Foreign firms want to see gov’t response to Covid before investing

May 20, 2020

Foreign investors would consider how the government responds to the coronavirus disease 2019  outbreak before investing in a certain country, Marikina City 2nd District Rep. Stella Luz Quimbo said.

Quimbo said foreign chambers have relayed to her their conditions before putting their capital in a country for future investments amid the pandemic during the Foreign Correspondents Association of the Philippines  online forum.

“After talking to the Joint Foreign Chamber (JFC), they pointed out that one factor that foreign investors will be looking out also is how we respond to (the) Covid situation. So, there are other countries like Vietnam – zero deaths.

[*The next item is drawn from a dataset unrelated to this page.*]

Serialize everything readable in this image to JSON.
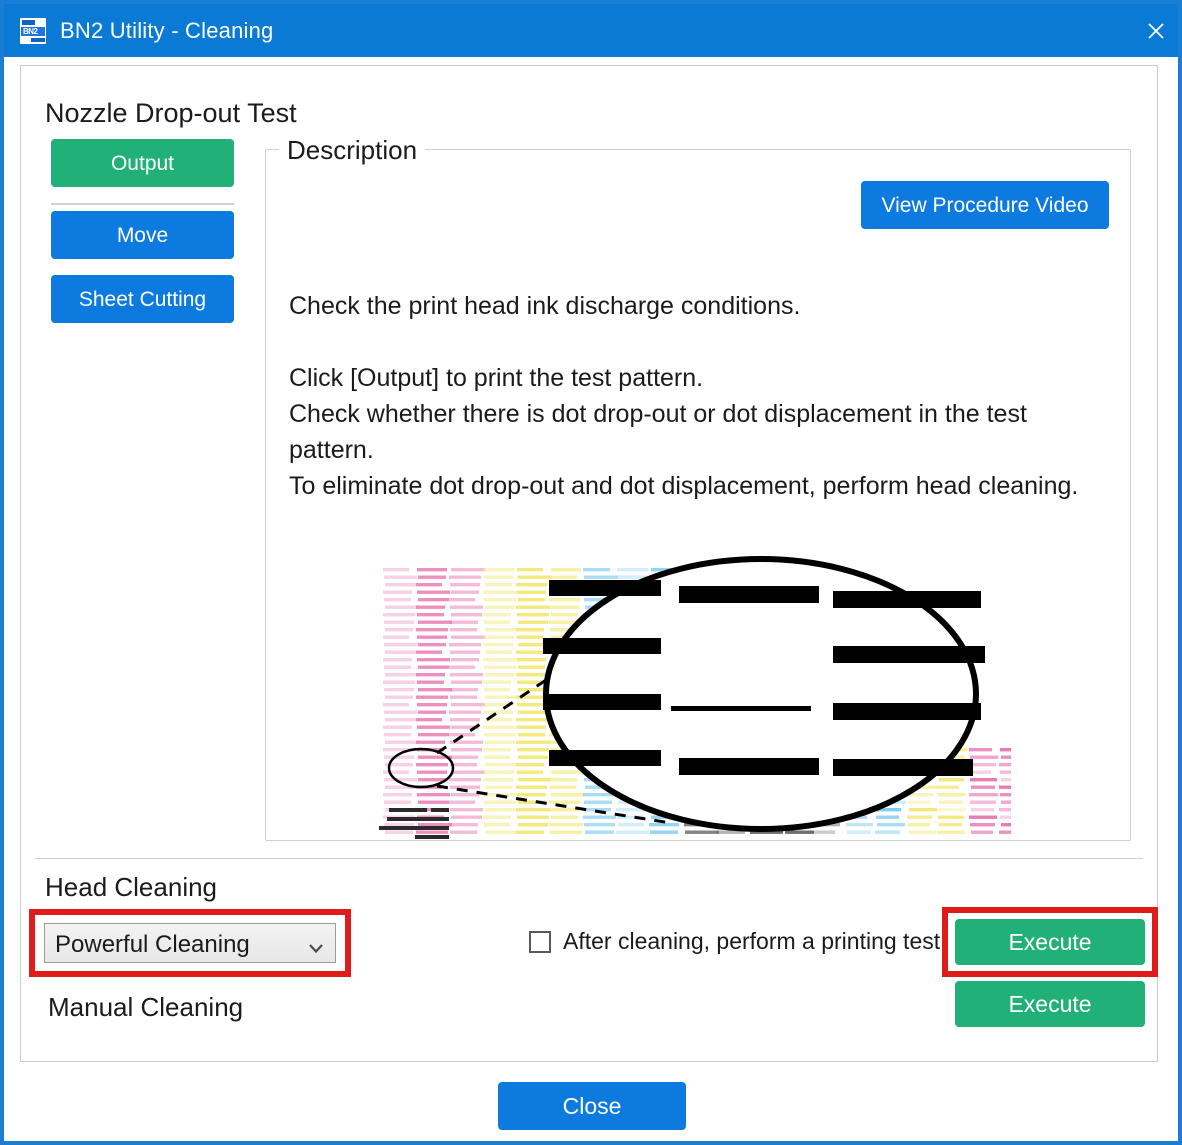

It’s remarkable. Our per capita income is higher than Vietnam, right, but they seem to have a better control over the Covid situation,” she said.

For the government to help businesses to recover from losses due to lockdown measures and for them to avoid laying off workers, Quimbo said the Philippine Economic Stimulus Act bill was filed in the House of Representatives.

The co-chair of the House economic stimulus cluster said the PESA bill would earmark P568 billion to spend on different interventions, such as a P20-billion subsidy for Covid-19 testing; two-month wage subsidies with labor retention clause; interest-free loans, credit mediation, e-wallets and subsidies for education; grants for technical assistance; and structural reforms for economic resilience and push for the “Build, Build, Build” infrastructure program of the government.

She added that with the good balance sheet of the government and the country’s credit rating, part of the P568-billion allocation would be sourced from loans.

The lady lawmaker said the PESA bill would prioritize extending assistance to critically impacted sectors due to the lockdown measures.

“We have about 41 million workers, and of these, 29 million are with the non-essential businesses. These are the businesses that were not allowed to operate during the lockdown. If you just look at that, 84 percent of all economic sectors would be in the non-essentials. If you think about which of the critically impacted sectors, it is really in the subset of the non-essentials,” she said.

Quimbo cited the top 10 sectors that are the target beneficiaries of the bill, among them tourism, trade, land transportation, crop and animal production, construction, and education.

“There’s a listing of sectors, which again forms the basis for who to target under the PESA bill. The PESA bill is very clear. We want that there is a fiscal discipline, so there’s sort of like an amount. This is not a blank check that the Congress is giving to the Executive (branch),” she added.